I'm just another woman. Nothing changed. If this post is news to you then I'm still that 40-something vaguely-bitter mad older woman in tech. I've had a different upbringing to most women. I didn't experience the myriad of body issues that are typical of women's teenage years (but I did experience the body horror of growing up male), and I never experienced the awfulness of sexualisation as a child and teen (although I've had it every day since I transitioned, and I've seen it from the other side, resulting in me understanding guys a hell of a lot more than I'd like). But beyond those (pretty huge) things my upbringing probably wasn't as different as you think.

I'm still me. ADHD Charlie. Drunk Charlie. Weird Charlie. Likes being the centre of attention but-not-too-much ambivert Charlie. Caring Charlie. Passionate Charlie. Nothing changed.

If you want to ask me anything, please do. Thanks for reading.

Notes

To satisfy my craving to talk more about being trans you might notice more of trans-specific on my site and in my tweets. Sorry about that if it doesn't interest you. I'm still figuring out how to split things up into "tech" "normal" and "trans" accounts. TBH much of that decision is based on how much I can be bothered and if Twitter unlock my suspended @whalecoiner account.

When I say "If you want to ask me anything" I should make it clear that if it's horribly it's over the line I will of course mock you.

To be clear, things that aren't appropriate to ask of anyone include: their sex life; their genital configuration; any previous names they haven't told you.
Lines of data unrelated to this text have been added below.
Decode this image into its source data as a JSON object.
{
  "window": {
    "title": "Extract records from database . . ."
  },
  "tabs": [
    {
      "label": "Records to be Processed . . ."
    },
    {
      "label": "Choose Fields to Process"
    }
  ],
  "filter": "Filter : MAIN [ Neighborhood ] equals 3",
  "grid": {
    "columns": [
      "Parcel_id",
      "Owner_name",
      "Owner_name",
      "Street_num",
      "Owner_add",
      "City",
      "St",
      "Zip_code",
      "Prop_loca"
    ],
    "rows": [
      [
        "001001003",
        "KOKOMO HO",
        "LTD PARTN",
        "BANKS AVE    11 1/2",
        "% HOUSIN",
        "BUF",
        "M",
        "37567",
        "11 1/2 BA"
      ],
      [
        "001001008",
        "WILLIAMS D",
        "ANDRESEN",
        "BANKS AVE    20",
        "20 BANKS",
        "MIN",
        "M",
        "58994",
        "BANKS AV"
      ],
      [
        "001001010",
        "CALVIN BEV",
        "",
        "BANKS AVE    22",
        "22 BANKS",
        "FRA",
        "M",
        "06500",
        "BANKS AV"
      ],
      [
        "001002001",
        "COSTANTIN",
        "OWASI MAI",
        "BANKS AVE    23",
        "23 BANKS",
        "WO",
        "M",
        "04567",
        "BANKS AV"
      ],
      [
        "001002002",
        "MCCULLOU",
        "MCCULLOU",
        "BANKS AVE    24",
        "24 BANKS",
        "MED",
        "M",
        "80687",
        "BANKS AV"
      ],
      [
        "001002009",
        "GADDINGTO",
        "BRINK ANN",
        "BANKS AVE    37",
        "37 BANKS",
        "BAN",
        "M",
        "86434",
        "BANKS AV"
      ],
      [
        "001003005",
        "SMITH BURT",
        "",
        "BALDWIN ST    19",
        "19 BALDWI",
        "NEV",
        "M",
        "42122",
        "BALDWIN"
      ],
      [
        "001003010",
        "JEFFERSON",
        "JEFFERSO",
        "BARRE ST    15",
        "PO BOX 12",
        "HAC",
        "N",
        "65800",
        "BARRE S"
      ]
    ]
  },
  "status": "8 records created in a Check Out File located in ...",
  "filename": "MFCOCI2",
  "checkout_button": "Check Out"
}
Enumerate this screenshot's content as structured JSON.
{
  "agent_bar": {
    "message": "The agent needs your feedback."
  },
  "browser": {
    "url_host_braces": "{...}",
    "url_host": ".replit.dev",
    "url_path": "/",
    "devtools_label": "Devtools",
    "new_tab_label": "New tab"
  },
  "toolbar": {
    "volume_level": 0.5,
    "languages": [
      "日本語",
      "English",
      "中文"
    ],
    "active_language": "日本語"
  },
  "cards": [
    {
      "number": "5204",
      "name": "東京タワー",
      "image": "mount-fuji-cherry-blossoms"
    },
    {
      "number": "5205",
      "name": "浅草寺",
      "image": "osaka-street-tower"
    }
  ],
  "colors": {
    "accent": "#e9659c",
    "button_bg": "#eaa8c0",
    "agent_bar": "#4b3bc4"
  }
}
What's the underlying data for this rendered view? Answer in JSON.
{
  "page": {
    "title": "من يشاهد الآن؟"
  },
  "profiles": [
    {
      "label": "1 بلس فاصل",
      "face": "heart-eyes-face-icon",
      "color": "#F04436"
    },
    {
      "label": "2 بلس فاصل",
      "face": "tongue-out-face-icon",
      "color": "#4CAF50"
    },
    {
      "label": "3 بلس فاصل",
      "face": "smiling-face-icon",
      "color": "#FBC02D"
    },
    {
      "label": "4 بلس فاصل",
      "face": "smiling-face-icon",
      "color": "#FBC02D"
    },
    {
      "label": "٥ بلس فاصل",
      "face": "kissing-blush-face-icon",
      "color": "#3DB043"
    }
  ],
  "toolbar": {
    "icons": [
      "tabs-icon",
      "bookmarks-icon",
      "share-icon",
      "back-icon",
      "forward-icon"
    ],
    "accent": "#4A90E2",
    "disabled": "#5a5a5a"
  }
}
I don't need to hear "you're still a woman to me, Charlie". That's not what this is about, and is the kind of micro-aggression stuff that trans people hear every day. I know full well that I'm a woman. I'm not seeking anyone else's assurance on that.

I don't need any fake "solidarity" ally messages. Ally is an verb, not a noun. Go donate to Gendered Intelligence if you want to be an ally.

Now bugger off and be nice to someone.

Tags

This is being talked about elsewhere!